- Dryness or feeling of stickiness in your mouth
- Saliva that feels thick and stringy
- Bad breath
- Dry, raspy or sore throat
- Frequent thirst
- Dry, red or rough tongue
- Difficulty chewing, swallowing or talking
- Problems with wearing dentures
- Mouth sores
- Oral health problems such as increased plaque, tooth decay and gum disease
Causes of Dry Mouth
The most common cause of dry mouth is consistently not drinking enough hydrating fluids, leading to a mild form of dehydration. This can be particularly exacerbated during hot weather, as can caffeinated drinks, alcohol, sugary or acidic foods and beverages.

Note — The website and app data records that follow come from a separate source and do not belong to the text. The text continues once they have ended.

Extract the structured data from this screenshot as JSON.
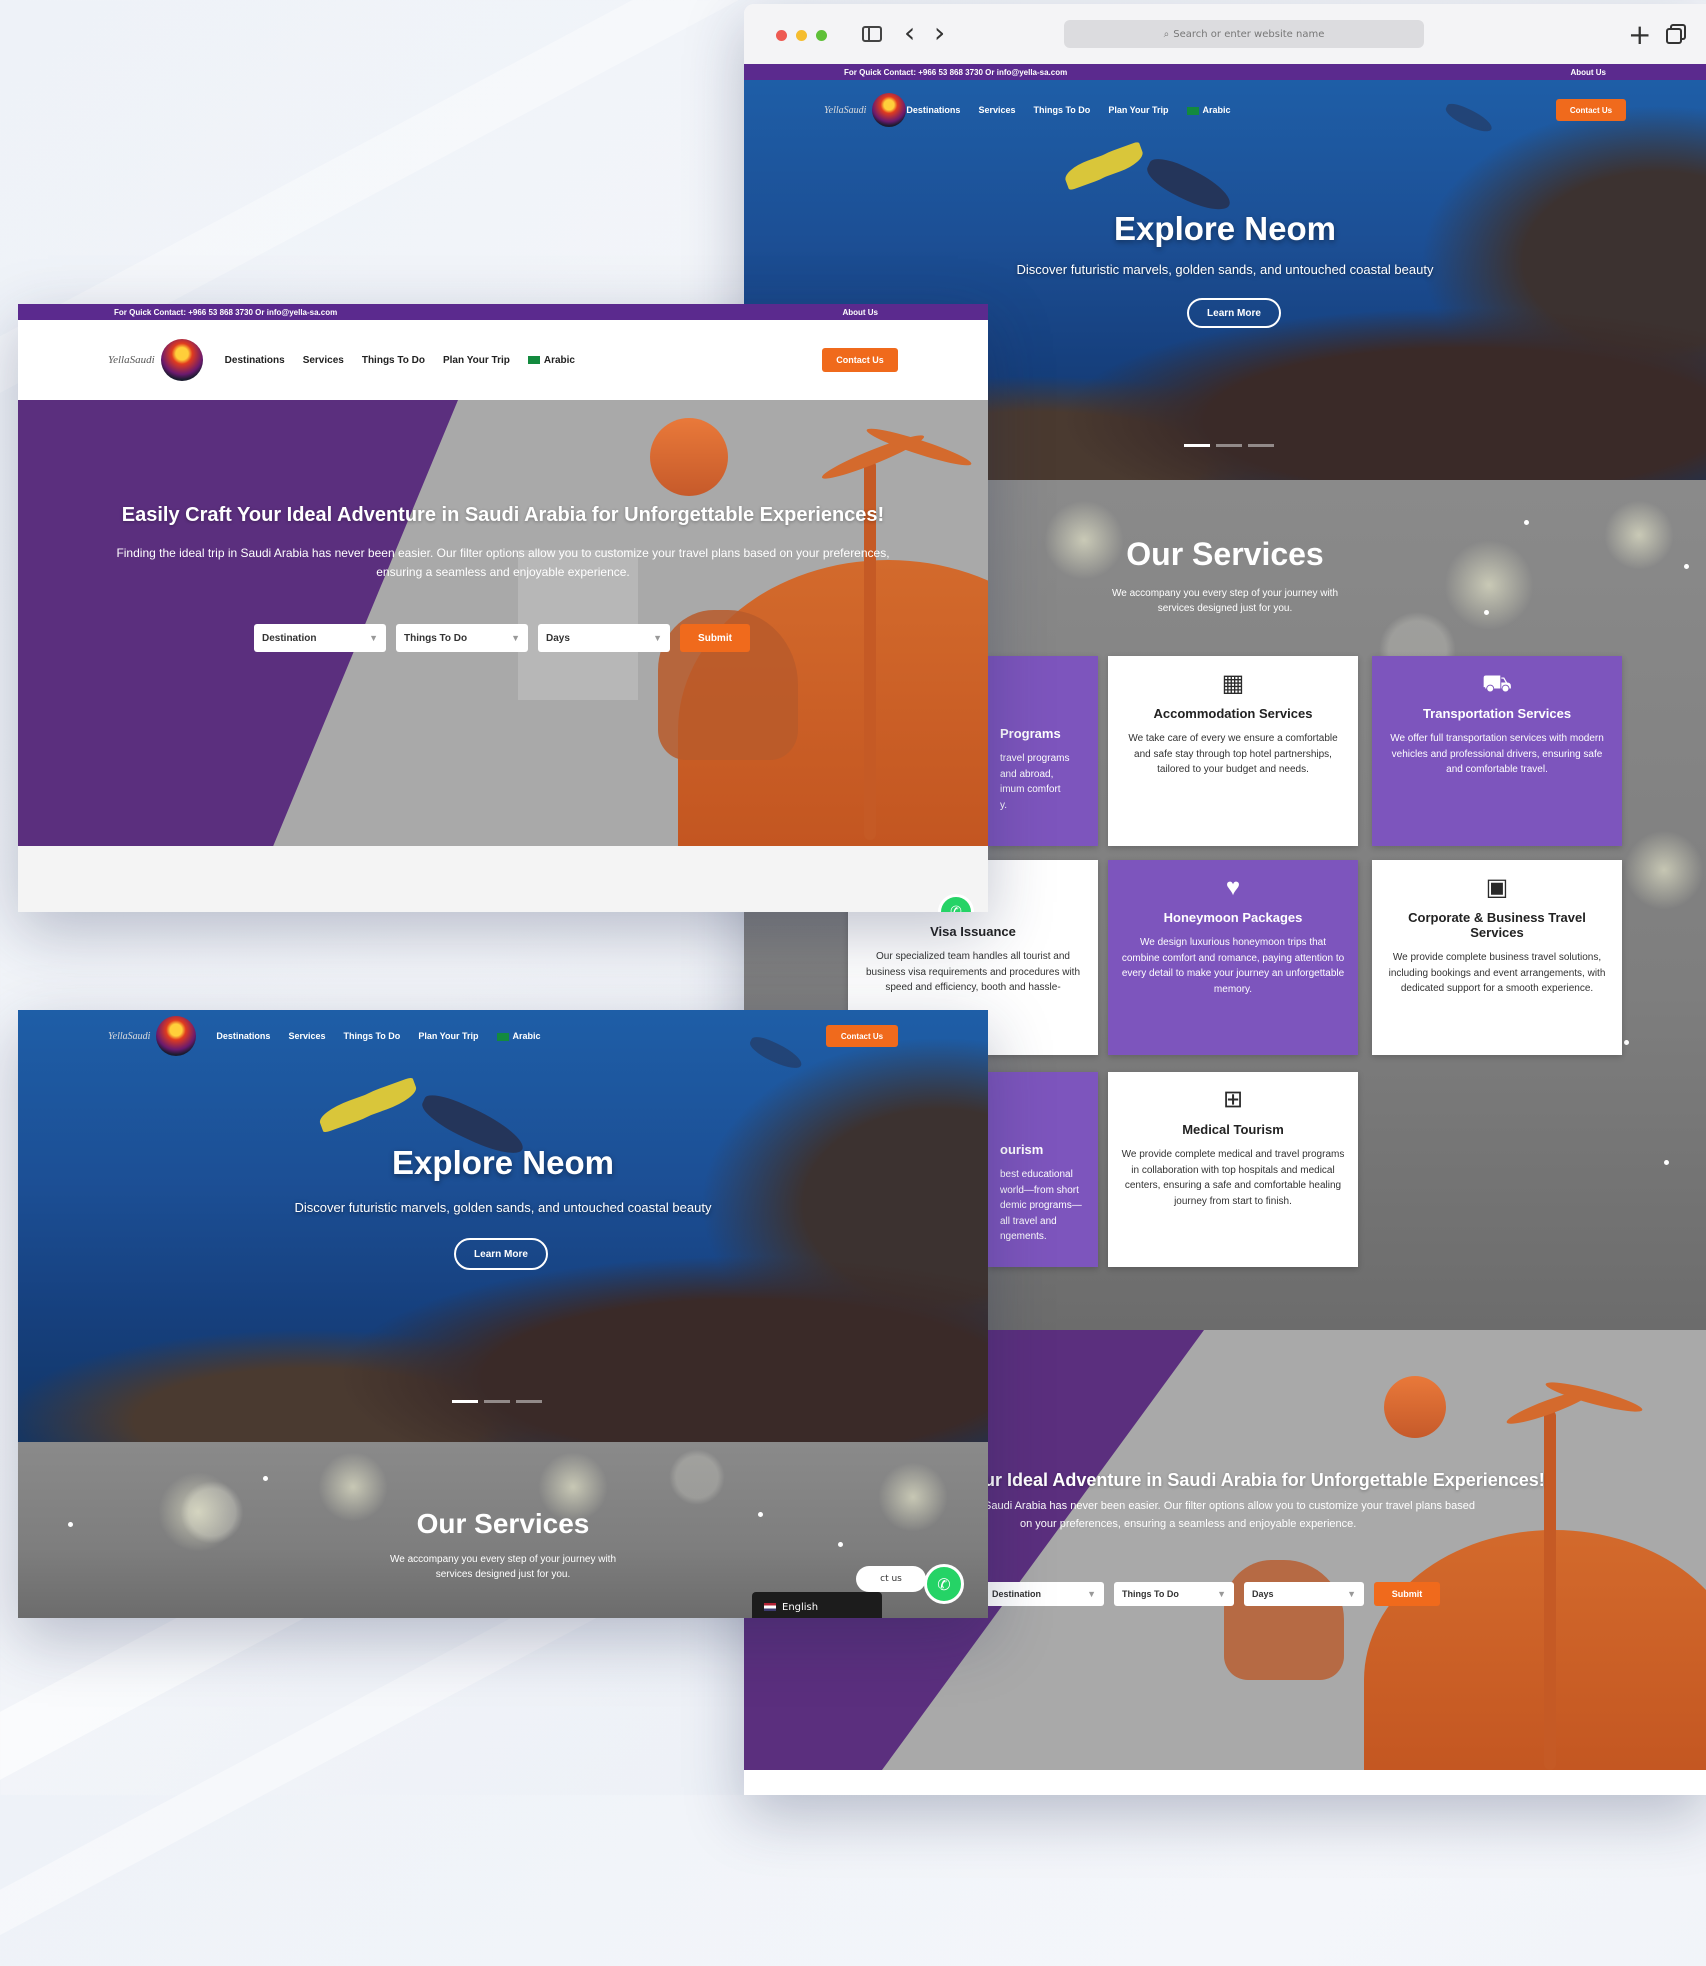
{
  "browser": {
    "address_placeholder": "Search or enter website name",
    "plus_glyph": "+",
    "back_glyph": "‹",
    "forward_glyph": "›"
  },
  "topbar": {
    "contact": "For Quick Contact: +966 53 868 3730 Or info@yella-sa.com",
    "about": "About Us"
  },
  "nav": {
    "items": [
      "Destinations",
      "Services",
      "Things To Do",
      "Plan Your Trip"
    ],
    "arabic": "Arabic",
    "contact_button": "Contact Us"
  },
  "hero_neom": {
    "title": "Explore Neom",
    "subtitle": "Discover futuristic marvels, golden sands, and untouched coastal beauty",
    "button": "Learn More"
  },
  "adventure": {
    "title": "Easily Craft Your Ideal Adventure in Saudi Arabia for Unforgettable Experiences!",
    "subtitle": "Finding the ideal trip in Saudi Arabia has never been easier. Our filter options allow you to customize your travel plans based on your preferences, ensuring a seamless and enjoyable experience.",
    "title_partial": "ur Ideal Adventure in Saudi Arabia for Unforgettable Experiences!",
    "sub_partial_1": "Saudi Arabia has never been easier. Our filter options allow you to customize your travel plans based",
    "sub_partial_2": "on your preferences, ensuring a seamless and enjoyable experience.",
    "filters": {
      "destination": "Destination",
      "things": "Things To Do",
      "days": "Days",
      "submit": "Submit"
    }
  },
  "services": {
    "title": "Our Services",
    "subtitle_line1": "We accompany you every step of your journey with",
    "subtitle_line2": "services designed just for you.",
    "cards": {
      "programs": {
        "title": "Programs",
        "desc": "travel programs\nand abroad,\nimum comfort\ny."
      },
      "accommodation": {
        "title": "Accommodation Services",
        "desc": "We take care of every we ensure a comfortable and safe stay through top hotel partnerships, tailored to your budget and needs."
      },
      "transportation": {
        "title": "Transportation Services",
        "desc": "We offer full transportation services with modern vehicles and professional drivers, ensuring safe and comfortable travel."
      },
      "visa": {
        "title": "Visa Issuance",
        "desc": "Our specialized team handles all tourist and business visa requirements and procedures with speed and efficiency, booth and hassle-"
      },
      "honeymoon": {
        "title": "Honeymoon Packages",
        "desc": "We design luxurious honeymoon trips that combine comfort and romance, paying attention to every detail to make your journey an unforgettable memory."
      },
      "corporate": {
        "title": "Corporate & Business Travel Services",
        "desc": "We provide complete business travel solutions, including bookings and event arrangements, with dedicated support for a smooth experience."
      },
      "tourism": {
        "title": "ourism",
        "desc": "best educational\nworld—from short\ndemic programs—\nall travel and\nngements."
      },
      "medical": {
        "title": "Medical Tourism",
        "desc": "We provide complete medical and travel programs in collaboration with top hospitals and medical centers, ensuring a safe and comfortable healing journey from start to finish."
      }
    },
    "icons": {
      "accommodation": "building-icon",
      "transportation": "bus-icon",
      "honeymoon": "heart-icon",
      "corporate": "briefcase-icon",
      "medical": "hospital-icon"
    }
  },
  "widgets": {
    "language": "English",
    "contact_partial": "ct us"
  },
  "colors": {
    "purple": "#5b2a8e",
    "card_purple": "#7d55bd",
    "orange": "#f06a1c",
    "whatsapp": "#25d366"
  }
}
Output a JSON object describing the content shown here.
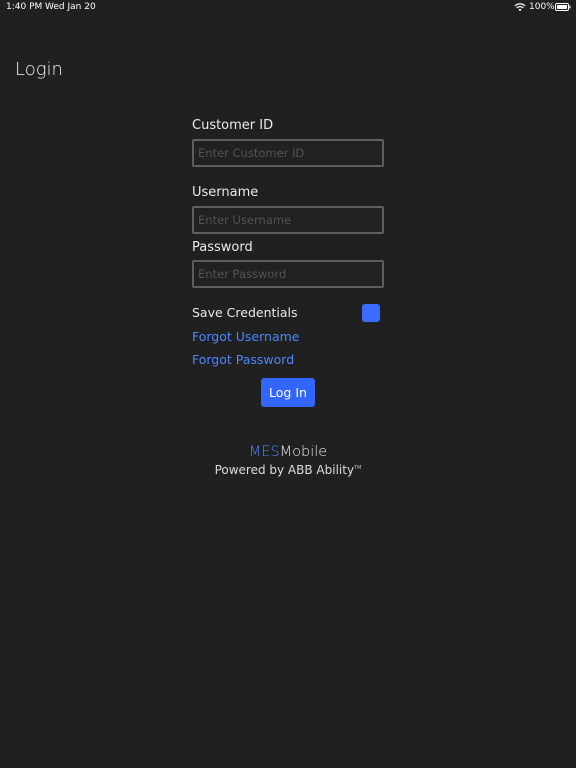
{
  "status_bar": {
    "time": "1:40 PM",
    "date": "Wed Jan 20",
    "battery_percent": "100%",
    "wifi_icon": "wifi-icon",
    "battery_icon": "battery-icon"
  },
  "header": {
    "title": "Login"
  },
  "form": {
    "customer_id": {
      "label": "Customer ID",
      "placeholder": "Enter Customer ID",
      "value": ""
    },
    "username": {
      "label": "Username",
      "placeholder": "Enter Username",
      "value": ""
    },
    "password": {
      "label": "Password",
      "placeholder": "Enter Password",
      "value": ""
    },
    "save_credentials": {
      "label": "Save Credentials",
      "checked": true
    },
    "forgot_username": "Forgot Username",
    "forgot_password": "Forgot Password",
    "login_button": "Log In"
  },
  "branding": {
    "product_prefix": "MES",
    "product_suffix": "Mobile",
    "powered_by": "Powered by ABB Ability",
    "trademark": "TM"
  },
  "colors": {
    "background": "#202020",
    "accent": "#3366ff",
    "link": "#4d86ff"
  }
}
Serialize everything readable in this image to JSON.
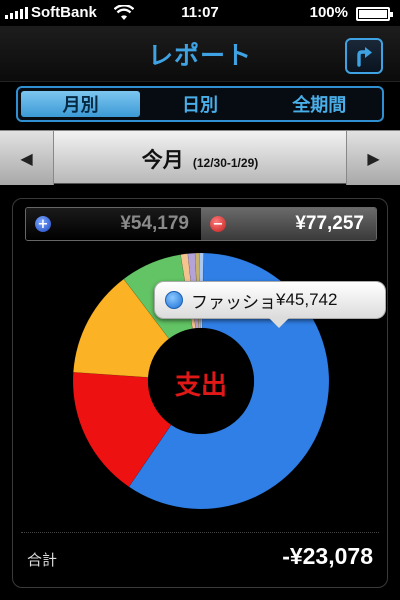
{
  "status_bar": {
    "carrier": "SoftBank",
    "time": "11:07",
    "battery": "100%",
    "battery_level": 1.0
  },
  "nav": {
    "title": "レポート",
    "share_icon": "share-icon"
  },
  "segments": {
    "items": [
      {
        "label": "月別",
        "active": true
      },
      {
        "label": "日別",
        "active": false
      },
      {
        "label": "全期間",
        "active": false
      }
    ]
  },
  "period": {
    "prev_icon": "triangle-left-icon",
    "next_icon": "triangle-right-icon",
    "label": "今月",
    "range": "(12/30-1/29)"
  },
  "totals": {
    "income_icon": "plus-circle-icon",
    "income": "¥54,179",
    "expense_icon": "minus-circle-icon",
    "expense": "¥77,257"
  },
  "chart_data": {
    "type": "pie",
    "center_label": "支出",
    "slices": [
      {
        "value": 45742,
        "color": "#2f7fe6"
      },
      {
        "value": 12800,
        "color": "#ee1111"
      },
      {
        "value": 10500,
        "color": "#fbb224"
      },
      {
        "value": 6000,
        "color": "#62c464"
      },
      {
        "value": 700,
        "color": "#f3c48e"
      },
      {
        "value": 700,
        "color": "#b3a3d9"
      },
      {
        "value": 400,
        "color": "#c9b36c"
      },
      {
        "value": 415,
        "color": "#a9c8f4"
      }
    ]
  },
  "callout": {
    "name": "ファッショ",
    "value": "¥45,742"
  },
  "summary": {
    "label": "合計",
    "value": "-¥23,078"
  }
}
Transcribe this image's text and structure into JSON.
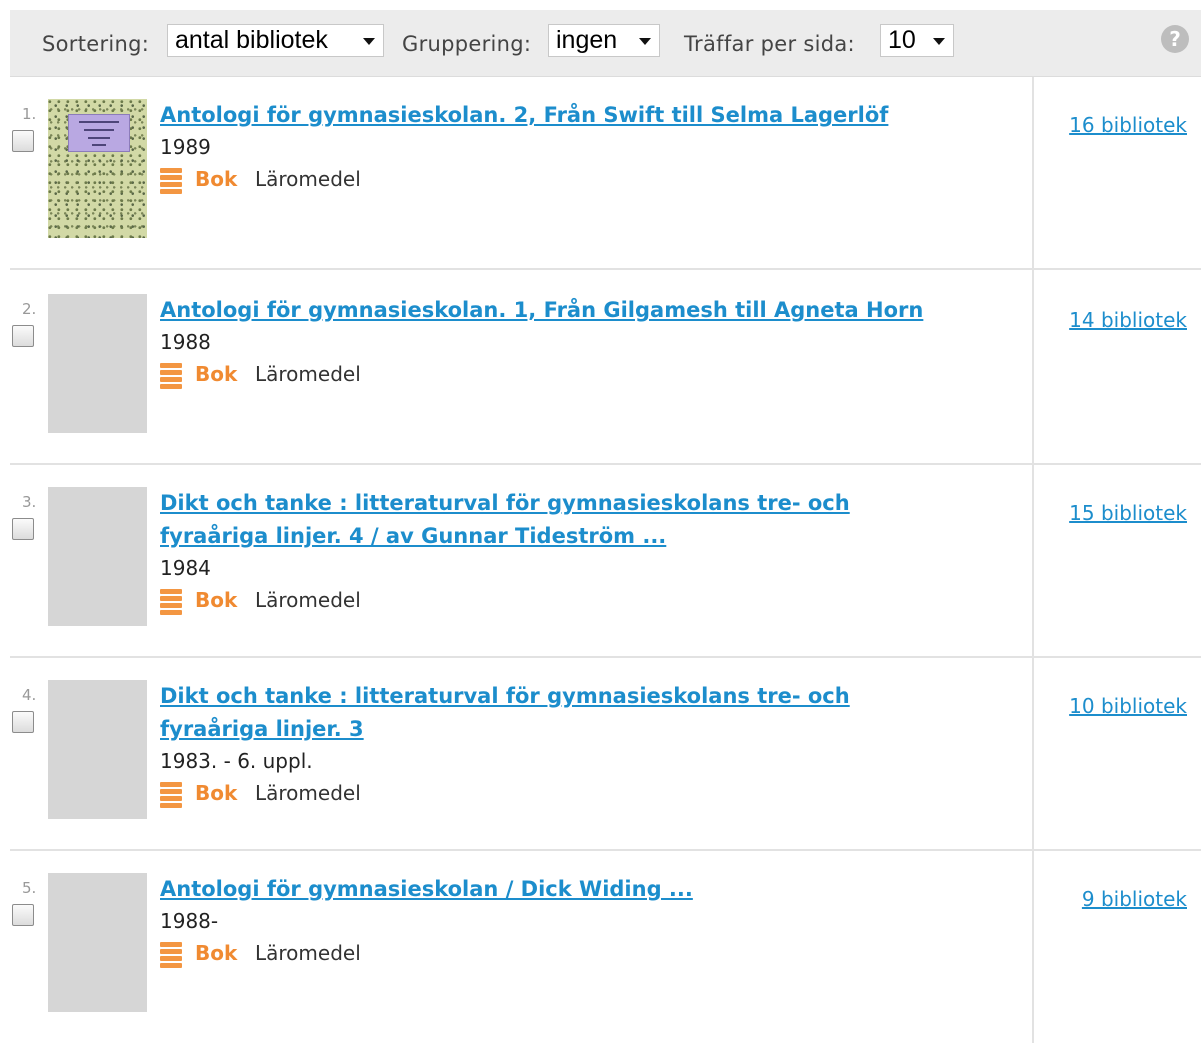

Some medications have dry mouth as a side effect, including many over-the-counter medicines like antihistamines, decongestants and pain medications, and those used to treat depression, high blood pressure and anxiety. It is also a common side effect when undergoing chemotherapy or radiation cancer treatment.
Dry mouth can become a problem as you get older. Changes in your body’s ability to process medication, nutrition deficiencies and long-term health problems can all contribute to the condition.
Dry mouth can be caused by certain health conditions including diabetes, stroke, Alzheimer’s or certain autoimmune diseases.
Snoring and sleeping with your mouth open can make you more prone to suffering from dry mouth.
Lifestyle factors such as alcohol, smoking and taking recreational drugs can all contribute to dry mouth.
Treatment For Dry Mouth
Treatment for dry mouth will depend upon the cause, and it is recommended that you see your doctor or dentist for an assessment and diagnosis. Appropriate treatment may then focus on managing your other medical conditions, preventing tooth decay and/or increasing saliva flow where possible.
If not drinking enough fluids is a contributing factor, then a new regime of drinking more each day can be enough to combat it. Reducing your intake of caffeinated drinks, alcohol and acidic beverages is recommended to avoid exacerbating the problem, as well as quitting smoking and limiting very salty or spicy foods.
If you are taking medication that causes dry mouth, there may be alternative options your doctor can help you switch to.
Having a good brushing and flossing routine at home, regular dental check-ups and dental hygiene appointments will all be essential to reduce your risk of tooth decay and gum disease.
Please contact us or your doctor if you are concerned about dry mouth.